A Portage, Indiana, nurse is facing felony resisting-arrest charges because she didn't immediately pull over when a police car flashed its lights behind her on a dark county road. DelRea Good, 52, said she assumed the car behind her was a police officer but, as a woman traveling alone late at night, she was concerned for her safety. So Good put on her emergency flashers, motioned out the window to acknowledge the car, and drove less than a mile down the road to pull over in a lit Kohl's parking lot.
Porter County Sheriff's Department Patrolman William Marshall wrote in his incident report that he initially flagged Good for speeding. In the department store parking lot, he handcuffed Good and took her to the county jail, where she was booked on a felony charge of resisting arrest. From The Times of Northwest Indiana:
"I felt I didn't do anything wrong," Good said. "I got to a safe place and I told him that."
Porter County Sheriff's spokesman Sgt. Larry LaFlower said, "The sheriff's office supports our officer's decision in this matter." He cited state law requiring motorists to yield to emergency vehicles and said Marshall was driving a fully marked squad car and used the lights and siren.
The fact that Marshall's car presented as a police car isn't really the issue, though. Good doesn't dispute recognizing it as a likely police car—which is why she waved out the window, turned on her flashing lights, and pulled over as soon as she reached a public area. She simply felt afraid to stop in an isolated place, and that's not unwarranted.

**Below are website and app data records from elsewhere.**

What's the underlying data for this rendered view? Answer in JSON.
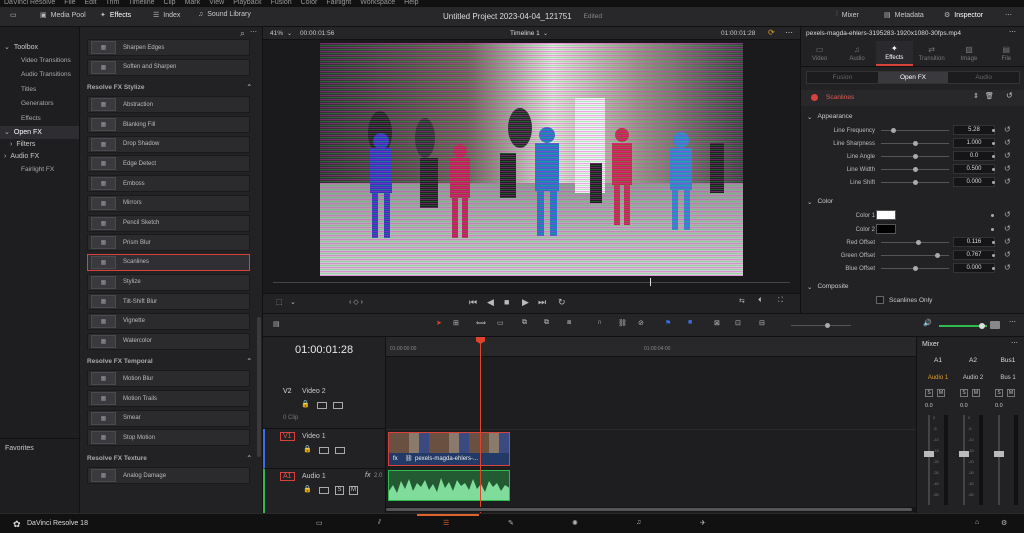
{
  "menu": [
    "DaVinci Resolve",
    "File",
    "Edit",
    "Trim",
    "Timeline",
    "Clip",
    "Mark",
    "View",
    "Playback",
    "Fusion",
    "Color",
    "Fairlight",
    "Workspace",
    "Help"
  ],
  "toolbar": {
    "media_pool": "Media Pool",
    "effects": "Effects",
    "index": "Index",
    "sound_library": "Sound Library",
    "project_title": "Untitled Project 2023-04-04_121751",
    "project_status": "Edited",
    "mixer": "Mixer",
    "metadata": "Metadata",
    "inspector": "Inspector"
  },
  "left_tree": {
    "toolbox": "Toolbox",
    "toolbox_items": [
      "Video Transitions",
      "Audio Transitions",
      "Titles",
      "Generators",
      "Effects"
    ],
    "open_fx": "Open FX",
    "filters": "Filters",
    "audio_fx": "Audio FX",
    "fairlight_fx": "Fairlight FX",
    "favorites": "Favorites"
  },
  "fx_list": {
    "top_items": [
      "Sharpen Edges",
      "Soften and Sharpen"
    ],
    "stylize_header": "Resolve FX Stylize",
    "stylize_items": [
      "Abstraction",
      "Blanking Fill",
      "Drop Shadow",
      "Edge Detect",
      "Emboss",
      "Mirrors",
      "Pencil Sketch",
      "Prism Blur",
      "Scanlines",
      "Stylize",
      "Tilt-Shift Blur",
      "Vignette",
      "Watercolor"
    ],
    "selected": "Scanlines",
    "temporal_header": "Resolve FX Temporal",
    "temporal_items": [
      "Motion Blur",
      "Motion Trails",
      "Smear",
      "Stop Motion"
    ],
    "texture_header": "Resolve FX Texture",
    "texture_items": [
      "Analog Damage"
    ]
  },
  "viewer": {
    "zoom": "41%",
    "timecode_left": "00:00:01:56",
    "timeline_name": "Timeline 1",
    "timecode_right": "01:00:01:28",
    "playhead_fraction": 0.73
  },
  "inspector": {
    "clip_name": "pexels-magda-ehlers-3195283-1920x1080-30fps.mp4",
    "tabs": [
      "Video",
      "Audio",
      "Effects",
      "Transition",
      "Image",
      "File"
    ],
    "active_tab": "Effects",
    "subtabs": [
      "Fusion",
      "Open FX",
      "Audio"
    ],
    "active_subtab": "Open FX",
    "effect_name": "Scanlines",
    "appearance_header": "Appearance",
    "appearance": [
      {
        "label": "Line Frequency",
        "value": "5.28",
        "pos": 0.15
      },
      {
        "label": "Line Sharpness",
        "value": "1.000",
        "pos": 0.5
      },
      {
        "label": "Line Angle",
        "value": "0.0",
        "pos": 0.5
      },
      {
        "label": "Line Width",
        "value": "0.500",
        "pos": 0.5
      },
      {
        "label": "Line Shift",
        "value": "0.000",
        "pos": 0.5
      }
    ],
    "color_header": "Color",
    "color1_label": "Color 1",
    "color1": "#ffffff",
    "color2_label": "Color 2",
    "color2": "#000000",
    "offsets": [
      {
        "label": "Red Offset",
        "value": "0.116",
        "pos": 0.55
      },
      {
        "label": "Green Offset",
        "value": "0.767",
        "pos": 0.85
      },
      {
        "label": "Blue Offset",
        "value": "0.000",
        "pos": 0.5
      }
    ],
    "composite_header": "Composite",
    "scanlines_only": "Scanlines Only"
  },
  "timeline": {
    "timecode": "01:00:01:28",
    "ruler": [
      "01:00:00:00",
      "01:00:04:00"
    ],
    "tracks": [
      {
        "id": "V2",
        "name": "Video 2",
        "sub": "0 Clip"
      },
      {
        "id": "V1",
        "name": "Video 1"
      },
      {
        "id": "A1",
        "name": "Audio 1",
        "level": "2.0"
      }
    ],
    "clip_label": "pexels-magda-ehlers-...",
    "fx_label": "fx",
    "solo": "S",
    "mute": "M"
  },
  "mixer": {
    "title": "Mixer",
    "channels": [
      "A1",
      "A2",
      "Bus1"
    ],
    "channel_names": [
      "Audio 1",
      "Audio 2",
      "Bus 1"
    ],
    "gain": [
      "0.0",
      "0.0",
      "0.0"
    ],
    "scale": [
      "0",
      "-5",
      "-10",
      "-15",
      "-20",
      "-30",
      "-40",
      "-50"
    ]
  },
  "bottom": {
    "app_name": "DaVinci Resolve 18"
  },
  "colors": {
    "accent": "#d9423a",
    "active_page": "#e0632c",
    "bg": "#1c1c1e"
  }
}
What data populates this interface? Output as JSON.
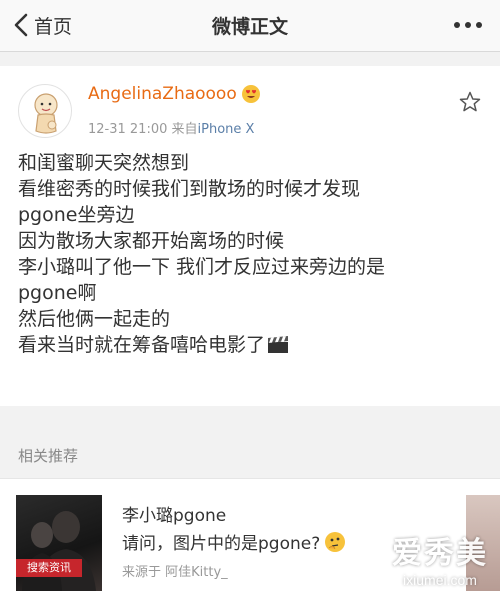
{
  "nav": {
    "back_label": "首页",
    "title": "微博正文"
  },
  "post": {
    "username": "AngelinaZhaoooo",
    "timestamp": "12-31 21:00",
    "source_prefix": "来自",
    "device": "iPhone X",
    "lines": [
      "和闺蜜聊天突然想到",
      "看维密秀的时候我们到散场的时候才发现",
      "pgone坐旁边",
      "因为散场大家都开始离场的时候",
      "李小璐叫了他一下 我们才反应过来旁边的是",
      "pgone啊",
      "然后他俩一起走的",
      "看来当时就在筹备嘻哈电影了"
    ],
    "username_color": "#e86b14"
  },
  "related": {
    "section_title": "相关推荐",
    "thumb_badge": "搜索资讯",
    "item_title": "李小璐pgone",
    "item_subtitle": "请问，图片中的是pgone?",
    "item_source": "来源于  阿佳Kitty_"
  },
  "watermark": {
    "brand": "爱秀美",
    "domain": "ixiumei.com"
  }
}
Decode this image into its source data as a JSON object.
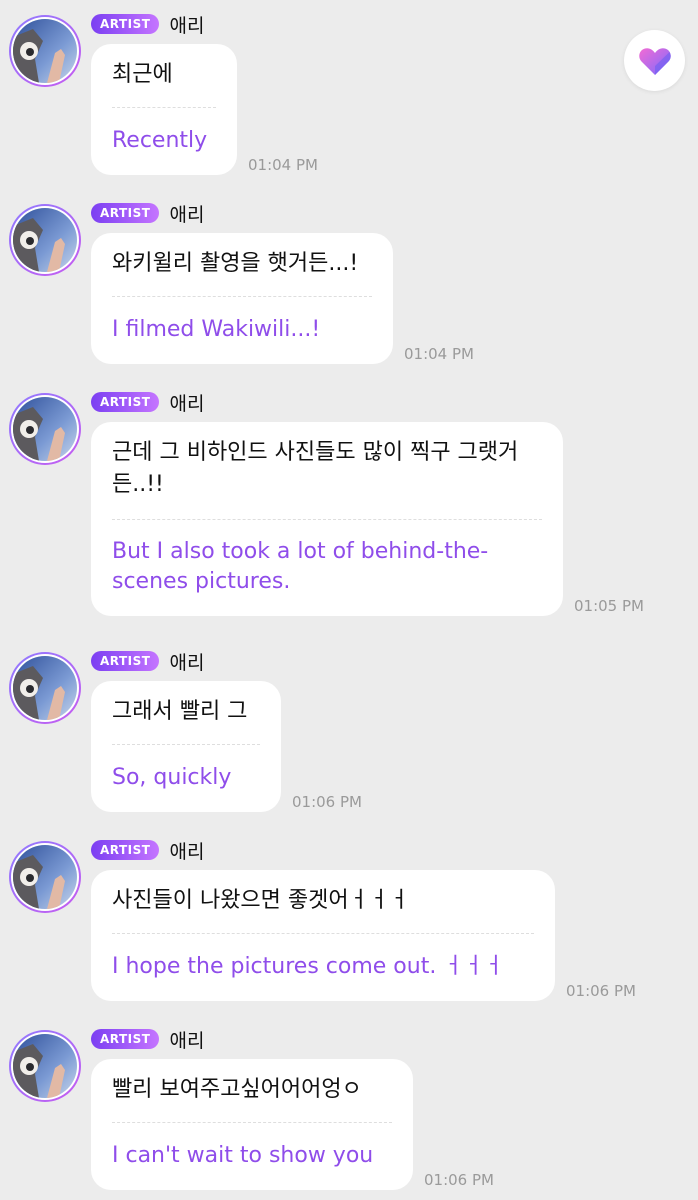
{
  "theme": {
    "background": "#ececec",
    "bubble_bg": "#ffffff",
    "translation_color": "#8f4dea",
    "badge_gradient": [
      "#7b3ff2",
      "#c575ff"
    ],
    "time_color": "#9a9a9a"
  },
  "heart_button": {
    "icon": "heart-icon",
    "colors": [
      "#f36bd4",
      "#7a6bff"
    ]
  },
  "messages": [
    {
      "badge": "ARTIST",
      "name": "애리",
      "original": [
        "최근에"
      ],
      "translation": [
        "Recently"
      ],
      "time": "01:04 PM"
    },
    {
      "badge": "ARTIST",
      "name": "애리",
      "original": [
        "와키윌리 촬영을 햇거든...!"
      ],
      "translation": [
        "I filmed Wakiwili...!"
      ],
      "time": "01:04 PM"
    },
    {
      "badge": "ARTIST",
      "name": "애리",
      "original": [
        "근데 그 비하인드 사진들도 많이 찍구 그랫거",
        "든..!!"
      ],
      "translation": [
        "But I also took a lot of behind-the-",
        "scenes pictures."
      ],
      "time": "01:05 PM"
    },
    {
      "badge": "ARTIST",
      "name": "애리",
      "original": [
        "그래서 빨리 그"
      ],
      "translation": [
        "So, quickly"
      ],
      "time": "01:06 PM"
    },
    {
      "badge": "ARTIST",
      "name": "애리",
      "original": [
        "사진들이 나왔으면 좋겟어ㅓㅓㅓ"
      ],
      "translation": [
        "I hope the pictures come out. ㅓㅓㅓ"
      ],
      "time": "01:06 PM"
    },
    {
      "badge": "ARTIST",
      "name": "애리",
      "original": [
        "빨리 보여주고싶어어어엉ㅇ"
      ],
      "translation": [
        "I can't wait to show you"
      ],
      "time": "01:06 PM"
    }
  ]
}
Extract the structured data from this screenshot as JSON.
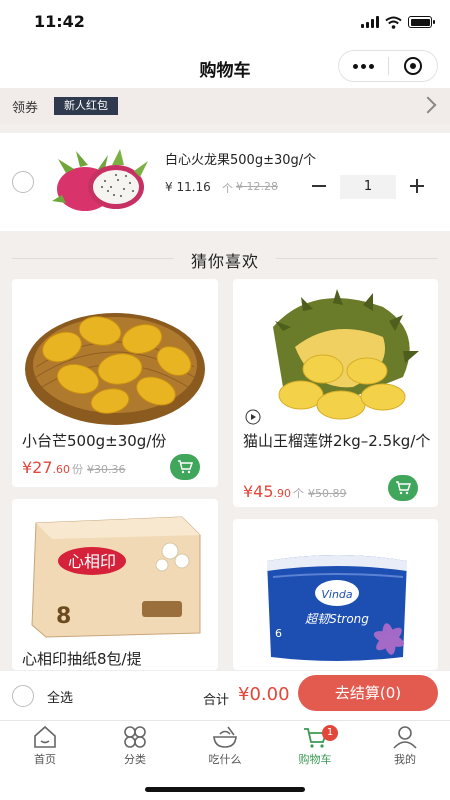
{
  "status_bar": {
    "time": "11:42"
  },
  "nav": {
    "title": "购物车"
  },
  "coupon": {
    "label": "领券",
    "tag": "新人红包"
  },
  "cart_item": {
    "name": "白心火龙果500g±30g/个",
    "price": "¥ 11.16",
    "unit": "个",
    "original_price": "¥ 12.28",
    "quantity": "1"
  },
  "recommend": {
    "title": "猜你喜欢",
    "products": [
      {
        "title": "小台芒500g±30g/份",
        "price_main": "¥27",
        "price_dec": ".60",
        "unit": "份",
        "original_price": "¥30.36"
      },
      {
        "title": "猫山王榴莲饼2kg–2.5kg/个",
        "price_main": "¥45",
        "price_dec": ".90",
        "unit": "个",
        "original_price": "¥50.89"
      },
      {
        "title": "心相印抽纸8包/提"
      }
    ],
    "image_texts": {
      "tissue_brand": "心相印",
      "vinda_brand": "Vinda",
      "vinda_tag": "超韧Strong"
    }
  },
  "checkout": {
    "select_all": "全选",
    "total_label": "合计",
    "total_value": "¥0.00",
    "button": "去结算(0)"
  },
  "tabs": [
    {
      "label": "首页",
      "icon": "home-icon"
    },
    {
      "label": "分类",
      "icon": "category-icon"
    },
    {
      "label": "吃什么",
      "icon": "bowl-icon"
    },
    {
      "label": "购物车",
      "icon": "cart-icon",
      "badge": "1",
      "active": true
    },
    {
      "label": "我的",
      "icon": "profile-icon"
    }
  ],
  "colors": {
    "accent_green": "#3fa65c",
    "price_red": "#e2473b",
    "checkout_red": "#e35a4f",
    "coupon_tag": "#2f3a4e"
  }
}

For one, people have been known to impersonate police officers. Just last month, a man in neighboring Ohio was arrested for impersonating a police officer and pulling people over. Here's Indiana State Police warning residents in 2012 about "bogus troopers" pulling over people and robbing them in northern Indiana. And here's another Indiana case. And another. And another. And another. And another. Two years ago, in fact, police from Good's town warned residents about a police impersonator attempting traffic stops.
Drivers are frequently advised to to do just what Good did if they encounter an unmarked car trying to pull them over. And while Marshall's car may have been marked, driving on an unlit road with neon lights flashing at you, as Good was, doesn't provide the best opportunity to evaluate the authenticity.
A second consideration: real police officers have been known to assault women whom they pull over for traffic violations. Last fall, an Oklahoma state trooper was arrested for the alleged sexual-assault of eight women he pulled over for traffic offenses. Here's a similar story from Texas last spring. And from San Antonio in 2013.
Good told The Times that Officer Marshall was angry and hostile as he approached her in the Kohl's parking lot:
Good said Marshall … said to her, "What in the hell are you doing? I could arrest you for this." Good said she was surprised by his reaction and told him to stop yelling at her. Marshall described Good in his report as "highly agitated and uncooperative." She reportedly told him she was aware he was a police officer, but drove to where she felt safe.
"I don't care who you are I don't have to stop on a county road, I'm a single female," Marshall quoted her as saying.
After Good refused to listen to how her actions put her and others in danger, Marshall said he arrested her.
Good, who said she did not resist the arrest or make any further comments, claims the officer bruised her arm while leading her to his police car and continued to "bully" her at the jail by claiming Advil and other medications she had were controlled substances.
Good works as a nurse and has no prior criminal record. If convicted of the resisting arrest charges, it could cost Good her job, as people with felony convictions are barred from being nurses in the state.